[Website and app data records]
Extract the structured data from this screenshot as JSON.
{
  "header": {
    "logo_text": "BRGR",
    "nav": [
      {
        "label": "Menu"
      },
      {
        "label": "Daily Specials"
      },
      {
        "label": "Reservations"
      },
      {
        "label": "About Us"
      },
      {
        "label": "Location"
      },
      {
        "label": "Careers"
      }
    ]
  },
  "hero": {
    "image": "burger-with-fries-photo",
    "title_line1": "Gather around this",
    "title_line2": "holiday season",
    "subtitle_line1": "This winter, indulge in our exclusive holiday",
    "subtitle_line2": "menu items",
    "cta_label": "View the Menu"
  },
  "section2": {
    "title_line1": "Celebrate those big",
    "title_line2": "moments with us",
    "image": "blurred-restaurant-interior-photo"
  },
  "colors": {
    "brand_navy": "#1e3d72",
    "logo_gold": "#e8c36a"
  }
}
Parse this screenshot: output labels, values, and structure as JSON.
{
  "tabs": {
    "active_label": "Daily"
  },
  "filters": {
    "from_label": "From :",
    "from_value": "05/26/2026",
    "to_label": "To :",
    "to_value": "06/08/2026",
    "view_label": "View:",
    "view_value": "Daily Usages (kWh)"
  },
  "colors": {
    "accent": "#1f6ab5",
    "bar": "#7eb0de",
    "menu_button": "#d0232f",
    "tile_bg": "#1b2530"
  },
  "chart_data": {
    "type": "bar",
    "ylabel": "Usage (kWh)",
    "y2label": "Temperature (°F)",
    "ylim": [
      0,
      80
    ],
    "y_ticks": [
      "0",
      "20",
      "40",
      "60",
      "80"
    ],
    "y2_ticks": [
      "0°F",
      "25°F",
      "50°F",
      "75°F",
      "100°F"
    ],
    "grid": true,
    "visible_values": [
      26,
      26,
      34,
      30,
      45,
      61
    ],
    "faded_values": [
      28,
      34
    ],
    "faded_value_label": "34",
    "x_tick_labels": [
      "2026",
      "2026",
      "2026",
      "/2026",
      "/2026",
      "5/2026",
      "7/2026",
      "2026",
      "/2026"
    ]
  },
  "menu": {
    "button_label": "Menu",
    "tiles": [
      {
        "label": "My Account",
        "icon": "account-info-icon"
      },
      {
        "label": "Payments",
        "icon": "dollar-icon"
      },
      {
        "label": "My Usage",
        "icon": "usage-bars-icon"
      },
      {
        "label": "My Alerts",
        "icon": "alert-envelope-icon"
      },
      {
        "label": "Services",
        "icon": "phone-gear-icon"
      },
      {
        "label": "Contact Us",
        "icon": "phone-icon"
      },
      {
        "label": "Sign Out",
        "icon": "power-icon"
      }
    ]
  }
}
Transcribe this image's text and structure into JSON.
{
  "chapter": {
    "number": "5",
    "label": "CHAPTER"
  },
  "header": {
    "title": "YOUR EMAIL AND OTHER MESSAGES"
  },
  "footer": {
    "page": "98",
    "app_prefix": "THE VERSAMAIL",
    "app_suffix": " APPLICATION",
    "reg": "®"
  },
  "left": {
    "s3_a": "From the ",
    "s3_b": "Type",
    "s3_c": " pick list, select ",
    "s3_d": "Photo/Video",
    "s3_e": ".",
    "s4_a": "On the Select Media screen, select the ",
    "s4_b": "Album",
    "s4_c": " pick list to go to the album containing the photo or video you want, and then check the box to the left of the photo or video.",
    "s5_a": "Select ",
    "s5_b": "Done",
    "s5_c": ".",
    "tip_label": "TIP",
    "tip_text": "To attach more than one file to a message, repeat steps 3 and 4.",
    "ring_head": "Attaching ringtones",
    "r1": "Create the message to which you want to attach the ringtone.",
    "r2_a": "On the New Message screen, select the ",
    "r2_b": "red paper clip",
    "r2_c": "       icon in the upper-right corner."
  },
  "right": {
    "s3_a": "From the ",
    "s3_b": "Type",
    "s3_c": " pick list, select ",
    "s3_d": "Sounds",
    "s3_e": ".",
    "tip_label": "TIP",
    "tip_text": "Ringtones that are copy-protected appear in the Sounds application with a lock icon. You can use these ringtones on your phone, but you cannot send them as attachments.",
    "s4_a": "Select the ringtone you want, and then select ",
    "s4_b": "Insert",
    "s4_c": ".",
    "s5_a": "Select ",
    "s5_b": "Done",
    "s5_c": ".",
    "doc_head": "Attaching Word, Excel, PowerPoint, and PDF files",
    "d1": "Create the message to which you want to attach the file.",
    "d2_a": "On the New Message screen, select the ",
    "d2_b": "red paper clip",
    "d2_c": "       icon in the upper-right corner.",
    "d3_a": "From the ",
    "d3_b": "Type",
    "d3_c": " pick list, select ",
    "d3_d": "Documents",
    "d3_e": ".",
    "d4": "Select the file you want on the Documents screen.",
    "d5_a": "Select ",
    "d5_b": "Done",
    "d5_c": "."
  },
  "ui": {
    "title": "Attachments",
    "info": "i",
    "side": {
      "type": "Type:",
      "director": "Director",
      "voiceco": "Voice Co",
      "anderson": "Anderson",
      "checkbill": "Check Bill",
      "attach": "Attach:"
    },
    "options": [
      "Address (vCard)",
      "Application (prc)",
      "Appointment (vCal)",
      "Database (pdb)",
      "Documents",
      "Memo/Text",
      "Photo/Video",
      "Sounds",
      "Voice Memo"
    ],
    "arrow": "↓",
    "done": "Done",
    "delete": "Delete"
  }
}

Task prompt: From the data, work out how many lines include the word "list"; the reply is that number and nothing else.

Solution for this task: 4